while my six-layer russian honey cake is cooling (my work birthday party is tomorrow), i thought we could talk a little about my cousin james.
the polk presidency was unique in so many ways. as i wrote previously, after his election polk outlined 4 goals - to reduce the tariff, to establish an independent treasury, to bring oregon into the union, and to claim california from mexico - and said he would not seek a second term. he did achieve all four, and he did refuse renomination.
the question immediately arises: why can't every president be that forcefully effective? why didn't they all take from the polk playbook? answer: by the end of his presidency, polk had next to no allies. that being only slightly less than the number he started his presidency with.
polk was a compromise presidential candidate - the democrats were deadlocked choosing between martin van buren (again? too northern!) and lewis cass (the fat guy? too southern!). the delegates were too stubborn to switch their votes, but enough of them would decamp to a new nominee. james k. polk, lately the speaker of the house and a protege of andrew jackson's, made everybody happy long enough to get a nomination vote.
you get the feeling he knew he was nobody's dream, so he just dug his heels in and decided to get tons of stuff done, not bothering to make friends. he worked incredibly hard. he only left washington 3 times during his presidency. he often went weeks without even leaving the white house. the politics of expansion had been simmering for a few decades, and he was determined to finish the job.
to back up a little, you'll remember that us presidents up to this point had fallen into the following timeline:
nation builders (my favorite!)
the expansionists are not a thrilling bunch. as merry puts it, "The conquest of other nations' territories on such a scale was an alien experience for America, and it wasn't surprising that no consensus could easily emerge as to how to proceed while preserving the sacred precepts of the Constitution."so the politics of expansion involved a lot of land treaties, voting on territorial governments, and establishing trade routes.
polk was eager to have it all done with. let's just finish off manifest destiny, he said, so we can all focus on compromising over slavery for a while. and look, he did it.
but polk is much better know for the mexican-american war, an ambiguous conflict - as ill-defined as it was vaguely unconstitutional - recently making a comeback as a popular comparison to the wars of george w. bush. it was so ill-defined, in fact, that one of the reasons it dragged on was because congress was debating what its purpose was in the first place, and therefore when they could declare that purpose achieved. the war dominates polk's legacy, as it did his time in office. his cabinet - one of the best constructed of its time - splintered over it, and his senior advisers started turning other politicians against polk (james buchanan, who we'll see in a bit when he's the undisputed worst president in US history, was polk's secretary of state, and was a particular snot about it).
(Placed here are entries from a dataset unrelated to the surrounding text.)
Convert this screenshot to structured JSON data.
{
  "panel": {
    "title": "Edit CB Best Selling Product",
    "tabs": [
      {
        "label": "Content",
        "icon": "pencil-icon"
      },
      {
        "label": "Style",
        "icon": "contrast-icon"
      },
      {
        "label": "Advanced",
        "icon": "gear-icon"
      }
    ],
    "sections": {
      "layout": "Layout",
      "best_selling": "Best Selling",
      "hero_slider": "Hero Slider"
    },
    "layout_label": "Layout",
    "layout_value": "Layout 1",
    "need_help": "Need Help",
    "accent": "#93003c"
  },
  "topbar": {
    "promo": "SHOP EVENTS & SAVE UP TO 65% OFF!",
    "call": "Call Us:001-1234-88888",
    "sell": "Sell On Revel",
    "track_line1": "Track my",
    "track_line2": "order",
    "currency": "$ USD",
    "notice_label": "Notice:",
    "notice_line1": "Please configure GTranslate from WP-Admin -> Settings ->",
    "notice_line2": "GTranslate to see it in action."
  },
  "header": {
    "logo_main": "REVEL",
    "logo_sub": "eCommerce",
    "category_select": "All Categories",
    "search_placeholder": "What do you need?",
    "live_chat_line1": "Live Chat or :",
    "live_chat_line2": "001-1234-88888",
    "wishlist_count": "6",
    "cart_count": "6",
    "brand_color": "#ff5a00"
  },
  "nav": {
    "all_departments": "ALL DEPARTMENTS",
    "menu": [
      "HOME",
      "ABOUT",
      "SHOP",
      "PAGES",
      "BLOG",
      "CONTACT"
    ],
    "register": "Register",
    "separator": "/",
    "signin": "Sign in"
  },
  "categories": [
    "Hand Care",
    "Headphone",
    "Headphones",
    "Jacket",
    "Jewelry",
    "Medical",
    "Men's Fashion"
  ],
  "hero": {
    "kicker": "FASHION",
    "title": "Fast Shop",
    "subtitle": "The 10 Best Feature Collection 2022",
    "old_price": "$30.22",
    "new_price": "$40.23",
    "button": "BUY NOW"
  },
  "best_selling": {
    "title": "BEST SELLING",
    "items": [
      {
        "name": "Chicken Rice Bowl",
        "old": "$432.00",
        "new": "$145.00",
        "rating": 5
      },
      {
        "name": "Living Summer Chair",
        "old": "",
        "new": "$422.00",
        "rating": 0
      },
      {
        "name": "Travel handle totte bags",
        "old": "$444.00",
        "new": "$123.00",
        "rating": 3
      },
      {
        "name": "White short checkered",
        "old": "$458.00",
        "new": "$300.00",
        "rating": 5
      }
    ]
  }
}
in a particularly sad, but very representative, anecdote from his presidency, polk had a falling out with senator thomas hart benton, who had been his closest and must trusted confidante. benton's son-in-law john fremont was being court martialled, and polk (never compromise, never make friends) refused to pull strings to get him out of trouble. the break was so severe, one washington paper reported, "that benton and polk no longer acknowledge each other in church on sundays."
history's one mercy to polk was that the war ended while he was still president, sparing him the "cleaning up polk's mess" victory of a successor. but it wasn't enough to save his reputation, the way winning 1812 had saved madison's. so he left office, having worked himself to the bone. he died 3 months after leaving office.